=== Exercise objective ===
Go through the entries below and collect each line with the string "Falta" in it.

(Beginning of Exercise material)

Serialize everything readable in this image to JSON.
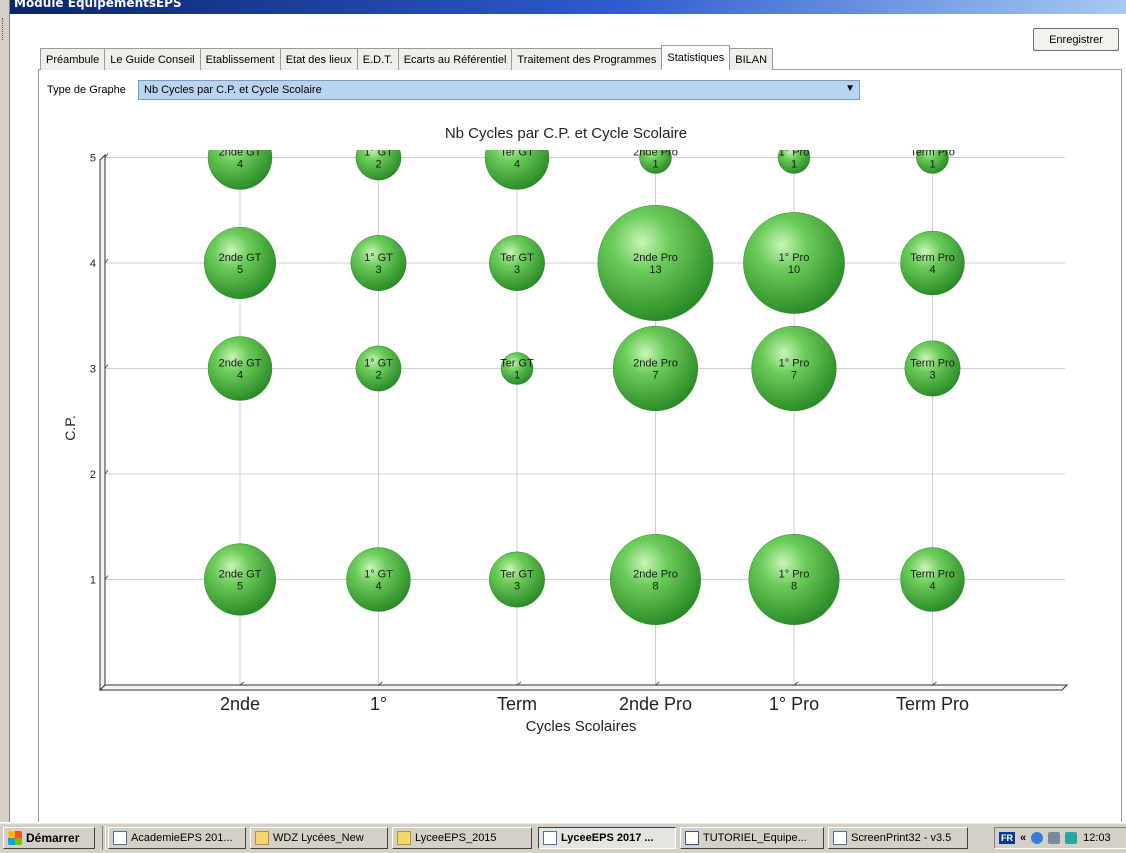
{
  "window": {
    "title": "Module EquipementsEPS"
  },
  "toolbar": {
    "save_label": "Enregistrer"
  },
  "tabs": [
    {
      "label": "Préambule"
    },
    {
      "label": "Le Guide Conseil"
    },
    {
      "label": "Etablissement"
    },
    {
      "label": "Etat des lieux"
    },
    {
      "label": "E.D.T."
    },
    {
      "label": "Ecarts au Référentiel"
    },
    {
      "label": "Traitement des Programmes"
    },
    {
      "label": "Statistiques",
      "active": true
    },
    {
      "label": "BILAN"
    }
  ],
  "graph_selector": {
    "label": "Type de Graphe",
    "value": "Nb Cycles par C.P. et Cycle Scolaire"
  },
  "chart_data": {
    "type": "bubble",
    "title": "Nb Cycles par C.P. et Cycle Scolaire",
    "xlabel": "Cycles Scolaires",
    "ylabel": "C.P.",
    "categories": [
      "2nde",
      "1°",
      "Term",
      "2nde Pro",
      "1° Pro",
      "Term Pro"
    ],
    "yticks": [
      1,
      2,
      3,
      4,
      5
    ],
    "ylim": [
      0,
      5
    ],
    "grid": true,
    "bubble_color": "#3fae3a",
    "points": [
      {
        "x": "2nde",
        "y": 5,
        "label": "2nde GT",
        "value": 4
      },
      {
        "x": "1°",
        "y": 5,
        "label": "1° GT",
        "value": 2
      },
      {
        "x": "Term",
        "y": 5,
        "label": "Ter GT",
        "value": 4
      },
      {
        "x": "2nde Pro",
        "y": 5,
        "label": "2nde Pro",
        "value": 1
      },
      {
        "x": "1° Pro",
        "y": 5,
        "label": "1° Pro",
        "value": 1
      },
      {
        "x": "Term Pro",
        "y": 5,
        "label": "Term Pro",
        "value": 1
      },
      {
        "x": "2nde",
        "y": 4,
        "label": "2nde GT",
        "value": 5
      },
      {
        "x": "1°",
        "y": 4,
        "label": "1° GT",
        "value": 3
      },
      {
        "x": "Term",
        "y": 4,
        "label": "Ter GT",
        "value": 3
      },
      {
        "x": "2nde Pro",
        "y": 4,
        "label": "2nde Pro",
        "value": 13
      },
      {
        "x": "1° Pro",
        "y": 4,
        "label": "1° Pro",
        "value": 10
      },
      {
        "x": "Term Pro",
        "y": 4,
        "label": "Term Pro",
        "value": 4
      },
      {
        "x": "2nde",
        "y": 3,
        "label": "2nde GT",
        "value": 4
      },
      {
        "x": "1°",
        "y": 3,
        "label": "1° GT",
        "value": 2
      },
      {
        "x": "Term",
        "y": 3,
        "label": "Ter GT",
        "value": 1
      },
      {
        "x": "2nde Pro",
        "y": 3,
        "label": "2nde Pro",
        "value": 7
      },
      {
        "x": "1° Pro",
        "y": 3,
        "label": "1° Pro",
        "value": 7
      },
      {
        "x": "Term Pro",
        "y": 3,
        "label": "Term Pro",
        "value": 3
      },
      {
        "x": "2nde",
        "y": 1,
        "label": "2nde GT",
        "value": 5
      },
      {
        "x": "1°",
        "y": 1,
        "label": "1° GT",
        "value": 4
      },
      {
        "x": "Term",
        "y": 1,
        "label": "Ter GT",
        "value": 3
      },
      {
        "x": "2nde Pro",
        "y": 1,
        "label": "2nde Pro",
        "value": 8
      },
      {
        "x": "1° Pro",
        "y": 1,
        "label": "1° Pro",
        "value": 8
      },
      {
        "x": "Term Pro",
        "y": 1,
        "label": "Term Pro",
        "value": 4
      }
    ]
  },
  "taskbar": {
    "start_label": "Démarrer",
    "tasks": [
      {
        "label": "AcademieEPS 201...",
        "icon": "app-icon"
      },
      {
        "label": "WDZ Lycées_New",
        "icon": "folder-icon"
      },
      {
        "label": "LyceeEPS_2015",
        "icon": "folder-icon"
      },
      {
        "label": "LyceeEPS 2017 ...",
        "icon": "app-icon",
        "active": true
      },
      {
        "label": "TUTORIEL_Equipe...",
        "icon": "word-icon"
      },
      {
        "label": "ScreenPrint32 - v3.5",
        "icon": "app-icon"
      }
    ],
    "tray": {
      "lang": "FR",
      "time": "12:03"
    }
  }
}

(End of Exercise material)
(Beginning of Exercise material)

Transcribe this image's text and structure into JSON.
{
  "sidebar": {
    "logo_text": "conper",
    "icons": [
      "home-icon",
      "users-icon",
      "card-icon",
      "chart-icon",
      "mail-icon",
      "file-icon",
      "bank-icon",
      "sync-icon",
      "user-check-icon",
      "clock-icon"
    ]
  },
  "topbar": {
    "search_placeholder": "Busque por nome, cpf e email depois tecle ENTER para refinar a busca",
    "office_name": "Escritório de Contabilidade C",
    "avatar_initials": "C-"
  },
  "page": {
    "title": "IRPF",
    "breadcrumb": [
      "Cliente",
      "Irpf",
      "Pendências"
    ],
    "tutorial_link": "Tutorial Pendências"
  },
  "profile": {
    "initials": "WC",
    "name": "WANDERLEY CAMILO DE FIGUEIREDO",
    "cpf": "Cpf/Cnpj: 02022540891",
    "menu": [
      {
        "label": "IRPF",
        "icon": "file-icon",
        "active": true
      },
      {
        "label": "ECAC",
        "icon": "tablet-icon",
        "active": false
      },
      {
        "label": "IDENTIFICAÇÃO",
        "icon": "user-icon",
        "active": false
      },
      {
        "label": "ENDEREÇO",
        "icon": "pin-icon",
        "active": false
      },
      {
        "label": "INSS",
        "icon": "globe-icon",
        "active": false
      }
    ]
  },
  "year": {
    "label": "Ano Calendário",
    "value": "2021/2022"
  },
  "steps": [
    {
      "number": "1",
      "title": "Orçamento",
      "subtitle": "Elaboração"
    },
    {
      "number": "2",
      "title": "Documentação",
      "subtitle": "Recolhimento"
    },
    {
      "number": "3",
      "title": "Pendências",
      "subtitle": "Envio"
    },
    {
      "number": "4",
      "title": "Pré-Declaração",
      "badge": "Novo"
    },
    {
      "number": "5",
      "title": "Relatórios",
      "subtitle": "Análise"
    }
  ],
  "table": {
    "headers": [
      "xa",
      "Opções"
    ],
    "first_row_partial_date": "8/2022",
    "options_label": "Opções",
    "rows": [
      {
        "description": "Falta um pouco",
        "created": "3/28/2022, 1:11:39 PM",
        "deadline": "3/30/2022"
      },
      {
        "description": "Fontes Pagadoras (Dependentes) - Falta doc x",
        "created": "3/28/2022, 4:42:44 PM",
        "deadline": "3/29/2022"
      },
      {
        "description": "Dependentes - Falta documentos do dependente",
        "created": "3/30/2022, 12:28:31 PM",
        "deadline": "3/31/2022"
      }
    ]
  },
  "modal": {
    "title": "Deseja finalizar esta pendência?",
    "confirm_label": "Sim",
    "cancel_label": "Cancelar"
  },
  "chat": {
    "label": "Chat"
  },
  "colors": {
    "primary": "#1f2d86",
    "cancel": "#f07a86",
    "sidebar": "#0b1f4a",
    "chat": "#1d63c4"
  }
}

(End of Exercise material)

=== Response below ===
        "description": "Falta um pouco",
        "description": "Fontes Pagadoras (Dependentes) - Falta doc x",
        "description": "Dependentes - Falta documentos do dependente",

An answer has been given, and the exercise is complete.